Nate Silver: That's a fun question. Let's say: Rays, Indians, Rangers, Mets, Cubs, Dodgers.
TomH (Lexington Park MD): re: catchers' defense, Woolner's work notwithstanding, significant research (published thru SABR, http://www.philbirnbaum.com/btn2004-11.pdf) strongly suggests catchers help pitchers' ERAs as they spend more years with a team, implying giving the spot to just anyone for a month or a year would not work well. This matches most opinion too, doesn't it?
Nate Silver: That's interesting stuff. But isn't that a problem with any rookie catcher, then? I'm not saying you should change catchers on an ad-hoc basis, but to take a guy like Daric Barton who could be your catcher for four or five years -- even if he's not liable to be an especially good one -- is a different matter.

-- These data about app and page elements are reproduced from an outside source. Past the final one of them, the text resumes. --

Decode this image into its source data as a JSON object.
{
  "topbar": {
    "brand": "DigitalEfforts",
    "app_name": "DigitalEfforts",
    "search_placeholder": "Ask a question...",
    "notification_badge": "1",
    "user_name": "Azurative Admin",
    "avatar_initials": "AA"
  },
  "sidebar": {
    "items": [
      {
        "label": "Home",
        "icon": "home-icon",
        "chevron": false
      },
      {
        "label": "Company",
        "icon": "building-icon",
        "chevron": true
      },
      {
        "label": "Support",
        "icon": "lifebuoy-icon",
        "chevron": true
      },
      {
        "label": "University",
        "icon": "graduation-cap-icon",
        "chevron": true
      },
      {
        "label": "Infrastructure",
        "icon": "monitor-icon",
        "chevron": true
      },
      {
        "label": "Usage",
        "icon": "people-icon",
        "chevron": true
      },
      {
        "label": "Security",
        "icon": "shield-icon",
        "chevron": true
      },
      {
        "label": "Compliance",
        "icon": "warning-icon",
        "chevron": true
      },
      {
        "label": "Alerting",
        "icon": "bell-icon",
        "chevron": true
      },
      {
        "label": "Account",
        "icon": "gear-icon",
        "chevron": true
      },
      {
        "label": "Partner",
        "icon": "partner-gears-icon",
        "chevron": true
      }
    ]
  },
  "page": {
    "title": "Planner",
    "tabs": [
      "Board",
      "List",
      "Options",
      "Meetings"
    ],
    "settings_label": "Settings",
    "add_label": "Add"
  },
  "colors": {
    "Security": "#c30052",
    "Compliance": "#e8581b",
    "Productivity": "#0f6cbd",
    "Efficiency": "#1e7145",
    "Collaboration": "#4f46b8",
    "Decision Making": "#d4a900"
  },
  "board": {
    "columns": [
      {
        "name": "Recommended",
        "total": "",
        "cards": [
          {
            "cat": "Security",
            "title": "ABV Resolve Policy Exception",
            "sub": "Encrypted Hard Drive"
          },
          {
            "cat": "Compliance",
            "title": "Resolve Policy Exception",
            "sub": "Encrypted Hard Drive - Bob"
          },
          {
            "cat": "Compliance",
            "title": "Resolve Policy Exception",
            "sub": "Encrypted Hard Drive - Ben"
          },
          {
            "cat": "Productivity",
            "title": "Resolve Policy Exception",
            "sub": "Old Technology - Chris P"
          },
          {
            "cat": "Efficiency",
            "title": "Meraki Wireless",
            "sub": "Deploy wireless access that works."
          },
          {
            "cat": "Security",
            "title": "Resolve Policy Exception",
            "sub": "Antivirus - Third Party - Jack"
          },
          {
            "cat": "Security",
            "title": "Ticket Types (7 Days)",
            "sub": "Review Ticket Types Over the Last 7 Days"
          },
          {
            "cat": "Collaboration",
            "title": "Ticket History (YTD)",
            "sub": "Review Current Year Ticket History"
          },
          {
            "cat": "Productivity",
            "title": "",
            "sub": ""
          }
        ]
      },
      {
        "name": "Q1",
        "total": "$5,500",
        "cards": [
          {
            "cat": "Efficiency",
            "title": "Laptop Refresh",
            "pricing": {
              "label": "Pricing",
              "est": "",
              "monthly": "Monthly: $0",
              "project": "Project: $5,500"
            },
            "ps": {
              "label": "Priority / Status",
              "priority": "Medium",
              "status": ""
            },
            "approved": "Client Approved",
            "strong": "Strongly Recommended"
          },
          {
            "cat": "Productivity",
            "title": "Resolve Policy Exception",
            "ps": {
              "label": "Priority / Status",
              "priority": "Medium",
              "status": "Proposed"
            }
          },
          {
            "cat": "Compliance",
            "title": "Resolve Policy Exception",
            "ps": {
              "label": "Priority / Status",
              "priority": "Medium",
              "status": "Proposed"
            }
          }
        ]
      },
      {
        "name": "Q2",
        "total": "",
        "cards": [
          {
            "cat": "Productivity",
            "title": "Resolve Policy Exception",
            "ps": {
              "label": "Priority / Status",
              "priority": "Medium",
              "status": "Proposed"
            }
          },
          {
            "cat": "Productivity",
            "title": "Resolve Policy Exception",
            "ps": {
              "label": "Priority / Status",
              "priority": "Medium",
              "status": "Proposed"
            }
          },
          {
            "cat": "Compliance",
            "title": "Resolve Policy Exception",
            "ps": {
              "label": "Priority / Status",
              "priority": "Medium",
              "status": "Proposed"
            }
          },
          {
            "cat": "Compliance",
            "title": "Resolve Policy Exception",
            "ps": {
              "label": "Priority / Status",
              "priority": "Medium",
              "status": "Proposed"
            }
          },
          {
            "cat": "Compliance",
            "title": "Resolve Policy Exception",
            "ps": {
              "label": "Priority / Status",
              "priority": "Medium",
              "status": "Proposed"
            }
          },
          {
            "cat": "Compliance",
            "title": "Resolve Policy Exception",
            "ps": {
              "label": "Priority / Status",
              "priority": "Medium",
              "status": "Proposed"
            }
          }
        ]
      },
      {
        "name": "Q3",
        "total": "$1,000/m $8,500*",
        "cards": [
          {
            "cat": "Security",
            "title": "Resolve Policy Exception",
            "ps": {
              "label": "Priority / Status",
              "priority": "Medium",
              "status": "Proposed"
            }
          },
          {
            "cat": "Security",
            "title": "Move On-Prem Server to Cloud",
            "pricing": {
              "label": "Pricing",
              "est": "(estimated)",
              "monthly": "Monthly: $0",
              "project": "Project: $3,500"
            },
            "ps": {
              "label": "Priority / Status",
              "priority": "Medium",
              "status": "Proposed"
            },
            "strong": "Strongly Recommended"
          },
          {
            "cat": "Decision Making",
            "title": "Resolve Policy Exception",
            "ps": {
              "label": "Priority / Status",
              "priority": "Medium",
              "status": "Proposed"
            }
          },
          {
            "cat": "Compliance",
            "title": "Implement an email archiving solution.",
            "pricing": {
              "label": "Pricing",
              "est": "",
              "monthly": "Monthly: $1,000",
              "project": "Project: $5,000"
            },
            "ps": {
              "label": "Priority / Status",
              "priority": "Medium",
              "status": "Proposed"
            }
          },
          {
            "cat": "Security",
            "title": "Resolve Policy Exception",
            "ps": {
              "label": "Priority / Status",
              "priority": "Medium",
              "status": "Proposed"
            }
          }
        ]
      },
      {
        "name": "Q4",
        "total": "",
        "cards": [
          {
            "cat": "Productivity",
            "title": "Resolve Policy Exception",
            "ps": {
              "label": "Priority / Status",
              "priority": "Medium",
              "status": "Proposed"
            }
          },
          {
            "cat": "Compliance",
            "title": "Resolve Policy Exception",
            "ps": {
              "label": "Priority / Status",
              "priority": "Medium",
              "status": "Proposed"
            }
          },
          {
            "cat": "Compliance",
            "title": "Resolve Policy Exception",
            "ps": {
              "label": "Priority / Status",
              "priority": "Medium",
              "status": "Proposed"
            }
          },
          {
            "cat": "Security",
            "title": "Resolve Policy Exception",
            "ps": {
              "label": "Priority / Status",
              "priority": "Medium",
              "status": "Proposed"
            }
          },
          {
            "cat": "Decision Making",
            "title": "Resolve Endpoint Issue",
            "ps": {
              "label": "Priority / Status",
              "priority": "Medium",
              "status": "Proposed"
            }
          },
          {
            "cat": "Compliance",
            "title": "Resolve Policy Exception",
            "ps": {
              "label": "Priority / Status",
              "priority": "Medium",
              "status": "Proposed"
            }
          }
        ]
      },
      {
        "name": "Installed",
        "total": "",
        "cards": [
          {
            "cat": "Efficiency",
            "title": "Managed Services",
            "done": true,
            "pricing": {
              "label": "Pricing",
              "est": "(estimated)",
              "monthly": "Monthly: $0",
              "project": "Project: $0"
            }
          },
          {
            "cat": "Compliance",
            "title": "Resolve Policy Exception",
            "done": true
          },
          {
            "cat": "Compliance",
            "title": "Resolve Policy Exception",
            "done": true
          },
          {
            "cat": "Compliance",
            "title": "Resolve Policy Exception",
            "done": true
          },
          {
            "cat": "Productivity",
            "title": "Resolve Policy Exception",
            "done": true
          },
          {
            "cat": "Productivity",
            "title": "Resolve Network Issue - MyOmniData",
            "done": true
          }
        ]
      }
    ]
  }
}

Corkedbat (Dallas): I still am not sure I understand why being a catcher actually hurts one's batting. I would think the more MLB pitches you see the better a batter you can be... and a catcher sees a ton of pitches! Not sure why the correlation is backward.
Nate Silver: There is that benefit -- and catchers usually have at least pretty decent batting eyes, A.J. Pierznyski notwithstanding -- but it's a much more fatiguing position to play than anything else out there on the diamond.
Justin (Milwaukee): Politcal question. What are your numbers saying for the Presidential election?
Nate Silver: We have Obama at about 58 percent to win the election, but his numbers will probably tick upward once we incorporate the new polling from today.
Evan (Vancouver, BC): Joe said that Toronto might be one of the best 8 teams in baseball. Do you agree? Their 3rd order record is pretty good.
Nate Silver: You can make the argument. The teams that I think are clearly better than Toronto are Boston, Tampa, the two New York teams, the two Chicago teams, and Milwaukee. That leaves one slot open.
Theo Epstein (Boston): Not a huge fan of the Sox starting pitching? We're 7 above average starters deep, baby! Bullpen, I understand, but we've got 5 starters with ERA+ over 110. We've got Colon, who has been above average, and has some upside, and we've got the best young pitcher in the game who hasn't even hit his stride yet.
Nate Silver: Depth doesn't matter so much in October. I see a lot of #3/#4 starters, and Beckett, of course, but not necessarily the guy you want starting the 2nd game of the World Series.
Andrew (Nueva York): Obama at 58%? Seems like a blowout. Hopefully they will stick around until the World Series and have a championshiop parade the first week of November. Where did you see these numbers?
Nate Silver: I should make clear: that's a 58% chance of winning the election, not 58% chance of the vote. We only having him winning the popular vote by a point or two.
dkdc (NYC): We've seen some pretty big early/mid-July deals this year. Will midnight on the 31st be comparatively quiet?
Nate Silver: I think the Yankees will almost certainly make a move. Hendry might panic and make another one too. Look, right now we've got something like 13 teams within 3.5 games of first place. There are going to be plenty of buyers and some pretty big deals, I'd expect.
Parker (Charlotte): Nate, How would you assess your knowledge of minor leaguers? For the readers and those posing questions, should we reserve those questions for KG?
Nate Silver: My process for evaluating minor leaguers is basically running a PECOTA and talking to Kevin. Since you can see the PECOTA cards, that probably means that Kevin is the best guy for those questions.
Sky (The Roc, NY): JP Ricciardi for most underrated GM? Filling depth in the rotation, grabbing cheap effective relievers, and running out a great fielding team isn't sexy, but it's damn effective. If the Jays' record matched their performance this year, the AL East could be a four-team race down the stretch.
Nate Silver: If he's underrated now, it's only because he was overrated before.
Nate Silver: OK, gotta get going here, guys. Thank you for all the excellent questions and we'll do it again soon. And tell all your baseball-loving friends about Free Week!